#### [BRIEF]
Below is a set of records; reproduce them exactly without their pictures.

Extracted records:
◆ ◆ ◆ ◆ ◆ ◆ ◆
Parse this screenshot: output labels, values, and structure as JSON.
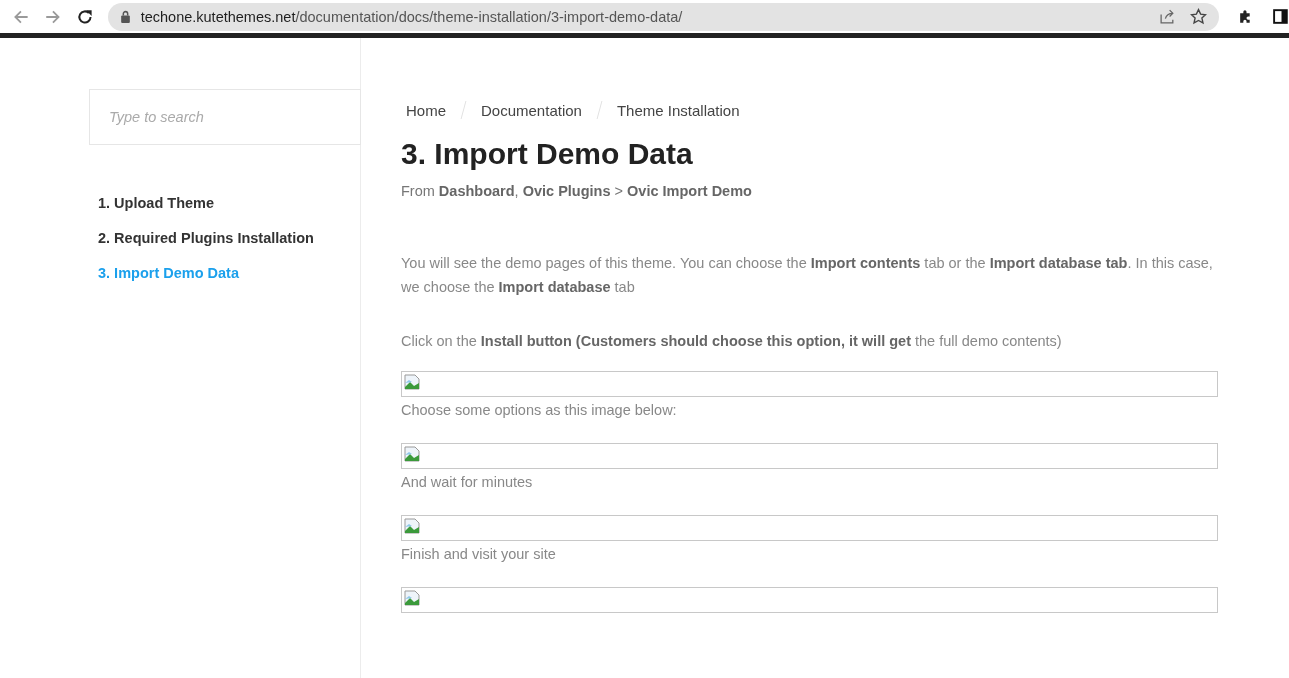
{
  "browser": {
    "url_host": "techone.kutethemes.net",
    "url_path": "/documentation/docs/theme-installation/3-import-demo-data/"
  },
  "sidebar": {
    "search": {
      "placeholder": "Type to search"
    },
    "items": [
      {
        "label": "1. Upload Theme",
        "selected": false
      },
      {
        "label": "2. Required Plugins Installation",
        "selected": false
      },
      {
        "label": "3. Import Demo Data",
        "selected": true
      }
    ]
  },
  "breadcrumb": [
    "Home",
    "Documentation",
    "Theme Installation"
  ],
  "title": "3. Import Demo Data",
  "subtitle": "From **Dashboard**, **Ovic Plugins** > **Ovic Import Demo**",
  "content": [
    {
      "kind": "paragraph",
      "text": "You will see the demo pages of this theme. You can choose the **Import contents** tab or the **Import database tab**. In this case, we choose the **Import database** tab"
    },
    {
      "kind": "paragraph",
      "text": "Click on the **Install button (Customers should choose this option, it will get** the full demo contents)"
    },
    {
      "kind": "image"
    },
    {
      "kind": "caption",
      "text": "Choose some options as this image below:"
    },
    {
      "kind": "image"
    },
    {
      "kind": "caption",
      "text": "And wait for minutes"
    },
    {
      "kind": "image"
    },
    {
      "kind": "caption",
      "text": "Finish and visit your site"
    },
    {
      "kind": "image"
    }
  ]
}
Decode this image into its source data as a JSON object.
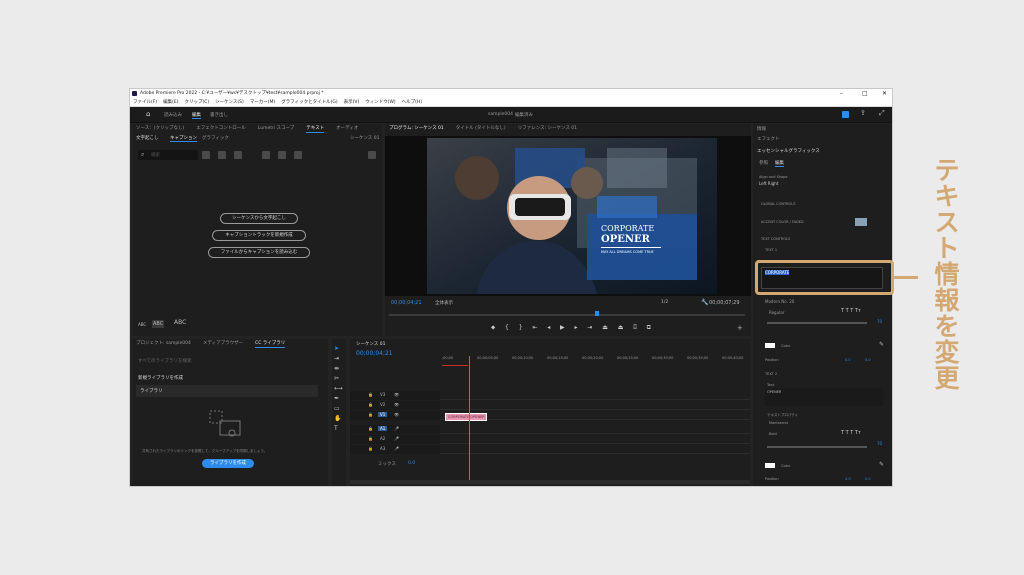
{
  "window": {
    "title": "Adobe Premiere Pro 2022 - C:¥ユーザー¥ws¥デスクトップ¥test¥sample004.prproj *"
  },
  "menu": [
    "ファイル(F)",
    "編集(E)",
    "クリップ(C)",
    "シーケンス(S)",
    "マーカー(M)",
    "グラフィックとタイトル(G)",
    "表示(V)",
    "ウィンドウ(W)",
    "ヘルプ(H)"
  ],
  "workspace": {
    "tabs": [
      "読み込み",
      "編集",
      "書き出し"
    ],
    "project_name": "sample004",
    "edited": "編集済み"
  },
  "left_panel": {
    "tabs": [
      "ソース：(クリップなし)",
      "エフェクトコントロール",
      "Lumetri スコープ",
      "テキスト",
      "オーディオ"
    ],
    "subtabs": [
      "文字起こし",
      "キャプション",
      "グラフィック"
    ],
    "sequence_label": "シーケンス 01",
    "search_placeholder": "検索",
    "buttons": [
      "シーケンスから文字起こし",
      "キャプショントラックを新規作成",
      "ファイルからキャプションを読み込む"
    ],
    "abc_labels": [
      "ABC",
      "ABC",
      "ABC"
    ]
  },
  "program": {
    "tabs": [
      "プログラム: シーケンス 01",
      "タイトル (タイトルなし)",
      "リファレンス: シーケンス 01"
    ],
    "overlay_title_1": "CORPORATE",
    "overlay_title_2": "OPENER",
    "overlay_sub": "MAY ALL DREAMS COME TRUE",
    "timecode": "00;00;04;21",
    "fit": "全体表示",
    "quality": "1/2",
    "duration": "00;00;07;29"
  },
  "project_panel": {
    "tabs": [
      "プロジェクト: sample004",
      "メディアブラウザー",
      "CC ライブラリ"
    ],
    "search_placeholder": "すべてのライブラリを検索",
    "new_library": "新規ライブラリを作成",
    "library": "ライブラリ",
    "empty_msg": "共有されたライブラリのリンクを参照して、グループアップを同期しましょう。",
    "create_button": "ライブラリを作成"
  },
  "timeline": {
    "tab": "シーケンス 01",
    "timecode": "00;00;04;21",
    "ruler": [
      ";00;00",
      "00;00;05;00",
      "00;00;10;00",
      "00;00;15;00",
      "00;00;20;00",
      "00;00;25;00",
      "00;00;30;00",
      "00;00;35;00",
      "00;00;40;00"
    ],
    "tracks_video": [
      "V3",
      "V2",
      "V1"
    ],
    "tracks_audio": [
      "A1",
      "A2",
      "A3"
    ],
    "mix_label": "ミックス",
    "mix_value": "0.0",
    "clip_label": "CORPORATE OPENER"
  },
  "right_panel": {
    "tabs": [
      "情報",
      "エフェクト"
    ],
    "title": "エッセンシャルグラフィックス",
    "subtabs": [
      "参照",
      "編集"
    ],
    "align_label": "Align and Shape",
    "align_value": "Left Right",
    "groups": [
      "GLOBAL CONTROLS",
      "ACCENT COLOR / FADED",
      "TEXT CONTROLS",
      "TEXT 1"
    ],
    "text1_value": "CORPORATE",
    "font1": "Modern No. 20",
    "style1": "Regular",
    "size1": "70",
    "color_label": "Color",
    "position_label": "Position",
    "pos_x": "0.0",
    "pos_y": "0.0",
    "text2_group": "TEXT 2",
    "text2_label": "Text",
    "text2_value": "OPENER",
    "text_prop_label": "テキストプロパティ",
    "font2": "Montserrat",
    "style2": "Bold",
    "size2": "70"
  },
  "annotation": {
    "text": "テキスト情報を変更",
    "color": "#d3a873"
  }
}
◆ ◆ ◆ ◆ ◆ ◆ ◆
#### [REPLY]
Parse this screenshot: output labels, values, and structure as JSON.
{
  "browser": {
    "url_host": "techone.kutethemes.net",
    "url_path": "/documentation/docs/theme-installation/3-import-demo-data/"
  },
  "sidebar": {
    "search": {
      "placeholder": "Type to search"
    },
    "items": [
      {
        "label": "1. Upload Theme",
        "selected": false
      },
      {
        "label": "2. Required Plugins Installation",
        "selected": false
      },
      {
        "label": "3. Import Demo Data",
        "selected": true
      }
    ]
  },
  "breadcrumb": [
    "Home",
    "Documentation",
    "Theme Installation"
  ],
  "title": "3. Import Demo Data",
  "subtitle": "From **Dashboard**, **Ovic Plugins** > **Ovic Import Demo**",
  "content": [
    {
      "kind": "paragraph",
      "text": "You will see the demo pages of this theme. You can choose the **Import contents** tab or the **Import database tab**. In this case, we choose the **Import database** tab"
    },
    {
      "kind": "paragraph",
      "text": "Click on the **Install button (Customers should choose this option, it will get** the full demo contents)"
    },
    {
      "kind": "image"
    },
    {
      "kind": "caption",
      "text": "Choose some options as this image below:"
    },
    {
      "kind": "image"
    },
    {
      "kind": "caption",
      "text": "And wait for minutes"
    },
    {
      "kind": "image"
    },
    {
      "kind": "caption",
      "text": "Finish and visit your site"
    },
    {
      "kind": "image"
    }
  ]
}
Decode this image into its source data as a JSON object.
{
  "window": {
    "title": "Adobe Premiere Pro 2022 - C:¥ユーザー¥ws¥デスクトップ¥test¥sample004.prproj *"
  },
  "menu": [
    "ファイル(F)",
    "編集(E)",
    "クリップ(C)",
    "シーケンス(S)",
    "マーカー(M)",
    "グラフィックとタイトル(G)",
    "表示(V)",
    "ウィンドウ(W)",
    "ヘルプ(H)"
  ],
  "workspace": {
    "tabs": [
      "読み込み",
      "編集",
      "書き出し"
    ],
    "project_name": "sample004",
    "edited": "編集済み"
  },
  "left_panel": {
    "tabs": [
      "ソース：(クリップなし)",
      "エフェクトコントロール",
      "Lumetri スコープ",
      "テキスト",
      "オーディオ"
    ],
    "subtabs": [
      "文字起こし",
      "キャプション",
      "グラフィック"
    ],
    "sequence_label": "シーケンス 01",
    "search_placeholder": "検索",
    "buttons": [
      "シーケンスから文字起こし",
      "キャプショントラックを新規作成",
      "ファイルからキャプションを読み込む"
    ],
    "abc_labels": [
      "ABC",
      "ABC",
      "ABC"
    ]
  },
  "program": {
    "tabs": [
      "プログラム: シーケンス 01",
      "タイトル (タイトルなし)",
      "リファレンス: シーケンス 01"
    ],
    "overlay_title_1": "CORPORATE",
    "overlay_title_2": "OPENER",
    "overlay_sub": "MAY ALL DREAMS COME TRUE",
    "timecode": "00;00;04;21",
    "fit": "全体表示",
    "quality": "1/2",
    "duration": "00;00;07;29"
  },
  "project_panel": {
    "tabs": [
      "プロジェクト: sample004",
      "メディアブラウザー",
      "CC ライブラリ"
    ],
    "search_placeholder": "すべてのライブラリを検索",
    "new_library": "新規ライブラリを作成",
    "library": "ライブラリ",
    "empty_msg": "共有されたライブラリのリンクを参照して、グループアップを同期しましょう。",
    "create_button": "ライブラリを作成"
  },
  "timeline": {
    "tab": "シーケンス 01",
    "timecode": "00;00;04;21",
    "ruler": [
      ";00;00",
      "00;00;05;00",
      "00;00;10;00",
      "00;00;15;00",
      "00;00;20;00",
      "00;00;25;00",
      "00;00;30;00",
      "00;00;35;00",
      "00;00;40;00"
    ],
    "tracks_video": [
      "V3",
      "V2",
      "V1"
    ],
    "tracks_audio": [
      "A1",
      "A2",
      "A3"
    ],
    "mix_label": "ミックス",
    "mix_value": "0.0",
    "clip_label": "CORPORATE OPENER"
  },
  "right_panel": {
    "tabs": [
      "情報",
      "エフェクト"
    ],
    "title": "エッセンシャルグラフィックス",
    "subtabs": [
      "参照",
      "編集"
    ],
    "align_label": "Align and Shape",
    "align_value": "Left Right",
    "groups": [
      "GLOBAL CONTROLS",
      "ACCENT COLOR / FADED",
      "TEXT CONTROLS",
      "TEXT 1"
    ],
    "text1_value": "CORPORATE",
    "font1": "Modern No. 20",
    "style1": "Regular",
    "size1": "70",
    "color_label": "Color",
    "position_label": "Position",
    "pos_x": "0.0",
    "pos_y": "0.0",
    "text2_group": "TEXT 2",
    "text2_label": "Text",
    "text2_value": "OPENER",
    "text_prop_label": "テキストプロパティ",
    "font2": "Montserrat",
    "style2": "Bold",
    "size2": "70"
  },
  "annotation": {
    "text": "テキスト情報を変更",
    "color": "#d3a873"
  }
}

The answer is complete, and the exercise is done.